Remaining green through winter, the foliage of Cyclamen purpurascens varies from heart-shaped to rounded, with either a smooth or lightly toothed leaf margin (Picture 6). The new leaves appear in late June, just prior to and during the onset of flowering. Foliage varies in color from nearly all green to all silver, although silver mottling is the most common. Often, the silver mottling surrounds a central green splotch that bears a strong resemblance to that of a maple leaf (Picture 6)! The tubers are far smaller than those of its previously mentioned cousin, reaching a mere 2+" in diameter and more globose in shape. The roots appear on the sides and bottoms of the tuber, showing the tuber develops closer to the cotyledons than the roots.
In their native regions, the plants frequently grow in shady Beech woodlands on limestone soils with a slightly alkaline pH. If your soil is acidic, provide them with occasional topdressings of limestone to help maintain a sweeter pH. As before, plant them in a woodland garden adjacent to a path where the details of the leaf and flower can be appreciated during a summer stroll. Unlike most Cyclamen, Alpine Cyclamen does not enter dormancy or if so, it is for a very short period in late June. As a result, they resent dry soil and benefit from a soil amended with moisture retaining compost. Plants grow best in zones 5–9.

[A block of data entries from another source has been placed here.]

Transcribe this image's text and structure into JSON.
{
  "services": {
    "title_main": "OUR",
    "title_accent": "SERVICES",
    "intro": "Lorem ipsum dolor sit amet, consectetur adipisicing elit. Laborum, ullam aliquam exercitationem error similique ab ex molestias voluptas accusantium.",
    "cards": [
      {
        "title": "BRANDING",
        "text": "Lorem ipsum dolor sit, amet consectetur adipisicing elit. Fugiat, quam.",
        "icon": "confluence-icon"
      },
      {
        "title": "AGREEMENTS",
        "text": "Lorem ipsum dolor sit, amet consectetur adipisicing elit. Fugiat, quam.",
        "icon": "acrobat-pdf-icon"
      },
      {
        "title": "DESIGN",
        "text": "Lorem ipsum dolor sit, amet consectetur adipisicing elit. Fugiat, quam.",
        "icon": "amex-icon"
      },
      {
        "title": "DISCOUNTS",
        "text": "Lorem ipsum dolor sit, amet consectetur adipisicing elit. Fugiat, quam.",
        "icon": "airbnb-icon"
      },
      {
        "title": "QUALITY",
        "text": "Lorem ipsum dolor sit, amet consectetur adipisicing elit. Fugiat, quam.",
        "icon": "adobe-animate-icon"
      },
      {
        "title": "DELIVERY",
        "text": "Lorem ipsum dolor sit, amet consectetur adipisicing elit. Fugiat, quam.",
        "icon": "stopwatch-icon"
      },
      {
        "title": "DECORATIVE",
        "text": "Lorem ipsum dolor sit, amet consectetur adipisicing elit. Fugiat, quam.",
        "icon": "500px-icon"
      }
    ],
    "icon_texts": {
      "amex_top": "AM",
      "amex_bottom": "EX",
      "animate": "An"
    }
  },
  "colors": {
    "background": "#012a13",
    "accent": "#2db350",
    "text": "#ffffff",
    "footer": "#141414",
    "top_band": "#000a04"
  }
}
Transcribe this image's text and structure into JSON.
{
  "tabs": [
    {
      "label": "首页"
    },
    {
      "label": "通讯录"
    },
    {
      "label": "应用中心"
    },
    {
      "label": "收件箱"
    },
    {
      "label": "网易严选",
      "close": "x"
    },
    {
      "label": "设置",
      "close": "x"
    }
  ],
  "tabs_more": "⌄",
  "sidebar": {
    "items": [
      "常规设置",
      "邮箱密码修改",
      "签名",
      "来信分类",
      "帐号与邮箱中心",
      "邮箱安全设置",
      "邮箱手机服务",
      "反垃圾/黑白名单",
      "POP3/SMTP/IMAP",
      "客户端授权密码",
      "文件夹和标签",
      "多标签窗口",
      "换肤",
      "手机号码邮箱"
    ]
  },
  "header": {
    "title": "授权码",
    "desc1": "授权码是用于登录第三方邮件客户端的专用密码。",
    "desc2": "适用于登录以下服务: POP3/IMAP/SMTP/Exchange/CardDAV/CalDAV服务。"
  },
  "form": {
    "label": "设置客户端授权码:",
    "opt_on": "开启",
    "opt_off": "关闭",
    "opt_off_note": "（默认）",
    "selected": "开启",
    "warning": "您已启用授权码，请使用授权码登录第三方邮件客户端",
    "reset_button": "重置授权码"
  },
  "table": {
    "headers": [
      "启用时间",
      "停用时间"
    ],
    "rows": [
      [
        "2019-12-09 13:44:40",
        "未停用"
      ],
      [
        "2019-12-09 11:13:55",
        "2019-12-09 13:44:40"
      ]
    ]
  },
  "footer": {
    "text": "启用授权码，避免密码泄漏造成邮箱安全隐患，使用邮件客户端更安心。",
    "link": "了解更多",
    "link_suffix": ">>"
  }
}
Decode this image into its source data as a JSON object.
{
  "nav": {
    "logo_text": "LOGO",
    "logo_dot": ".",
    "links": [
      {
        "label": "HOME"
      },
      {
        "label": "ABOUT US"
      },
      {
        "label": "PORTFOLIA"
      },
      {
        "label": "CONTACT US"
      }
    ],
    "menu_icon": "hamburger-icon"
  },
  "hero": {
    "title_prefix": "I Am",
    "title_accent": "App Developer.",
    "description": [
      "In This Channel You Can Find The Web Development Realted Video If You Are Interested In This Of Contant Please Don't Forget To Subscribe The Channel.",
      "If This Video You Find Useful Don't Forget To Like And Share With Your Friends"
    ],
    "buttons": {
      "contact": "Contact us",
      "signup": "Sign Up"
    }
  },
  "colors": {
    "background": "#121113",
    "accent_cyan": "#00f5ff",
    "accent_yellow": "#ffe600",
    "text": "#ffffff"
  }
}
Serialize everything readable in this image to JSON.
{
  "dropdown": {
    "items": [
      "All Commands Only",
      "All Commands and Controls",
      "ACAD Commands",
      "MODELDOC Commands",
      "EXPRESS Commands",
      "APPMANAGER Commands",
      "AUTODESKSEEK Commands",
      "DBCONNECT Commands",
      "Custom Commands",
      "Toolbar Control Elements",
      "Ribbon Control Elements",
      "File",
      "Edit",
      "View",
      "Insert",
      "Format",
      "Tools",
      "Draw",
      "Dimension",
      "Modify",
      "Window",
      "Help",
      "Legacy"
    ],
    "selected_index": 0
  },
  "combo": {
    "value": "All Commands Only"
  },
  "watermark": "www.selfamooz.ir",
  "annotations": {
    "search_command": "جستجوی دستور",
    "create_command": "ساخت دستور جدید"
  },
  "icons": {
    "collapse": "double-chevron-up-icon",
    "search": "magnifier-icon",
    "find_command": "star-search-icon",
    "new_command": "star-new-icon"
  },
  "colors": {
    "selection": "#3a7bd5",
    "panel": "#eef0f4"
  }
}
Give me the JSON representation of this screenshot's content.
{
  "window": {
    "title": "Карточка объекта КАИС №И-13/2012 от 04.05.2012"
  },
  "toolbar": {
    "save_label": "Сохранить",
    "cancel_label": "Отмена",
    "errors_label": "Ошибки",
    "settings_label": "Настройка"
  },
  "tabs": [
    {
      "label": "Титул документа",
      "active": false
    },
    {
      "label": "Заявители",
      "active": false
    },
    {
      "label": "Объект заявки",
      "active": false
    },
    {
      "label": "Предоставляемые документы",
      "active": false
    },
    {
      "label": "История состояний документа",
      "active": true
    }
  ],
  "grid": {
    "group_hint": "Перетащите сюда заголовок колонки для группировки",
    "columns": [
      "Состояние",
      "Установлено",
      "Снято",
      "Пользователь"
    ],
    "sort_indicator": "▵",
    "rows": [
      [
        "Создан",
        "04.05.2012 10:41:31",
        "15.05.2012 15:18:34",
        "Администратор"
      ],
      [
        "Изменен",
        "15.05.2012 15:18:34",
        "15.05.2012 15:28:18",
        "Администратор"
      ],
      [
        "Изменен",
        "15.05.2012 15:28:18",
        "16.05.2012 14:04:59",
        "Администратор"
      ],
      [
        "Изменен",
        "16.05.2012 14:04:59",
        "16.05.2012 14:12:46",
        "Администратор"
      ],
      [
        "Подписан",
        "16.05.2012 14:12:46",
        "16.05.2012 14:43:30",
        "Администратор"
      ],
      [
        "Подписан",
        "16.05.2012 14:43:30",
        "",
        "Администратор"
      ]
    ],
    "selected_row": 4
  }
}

Cyclamen coum is another species that is easily grown in NJ, providing it is allowed to self-sow. The species was once again named and described by Miller in 1768 and the species epithet probably refers to the area known during biblical times as Quwê, a province located near present day Adana in Turkey. The plants are native to Bulgaria, south and east through Turkey, Georgia and Syria into northern Iran. The round tubers are 2–2½" in diameter with the roots emerging from the center of the base. I have found the tubers to be relatively short-lived in NJ, but the colonies will expand and perennialize through the production of seedlings. The leaves are more rounded than the other species, with a deep green leaf color and silver mottling. The leaves often display the classic maple leaf outline in the center of the leaf. The foliage appears during the fall and remains throughout the winter before entering dormancy in mid to late spring. Flowers appear in late winter and are typically magenta as seen in Picture 7, although pink and white forms also exist. Flowers of this species lack auricles and as is typical of species lacking these 'ears', the floral cup or opening is smaller. Hardy in zones 5–8, it thrived in Hawthorne NJ, enjoying a steeply sloping and well-drained site where it would bloom in late winter, accompanied by Snowdrops and Winter Aconites.
There is no shortage of additional species of Cyclamen that the ardent gardener can add to their landscape, although many are more appreciative of container culture and overwintering in a cool greenhouse. Obviously, the various species of hardy Cyclamen offer a far longer period of color and interest than its nonhardy cousin, highlighting why this genus should not be pigeonholed as merely a houseplant. This fall, take notice of these wonderful plants in bulb catalogues, garden centers or on-line and add several selections of 'Dancing Cyclamen' to your woodland garden!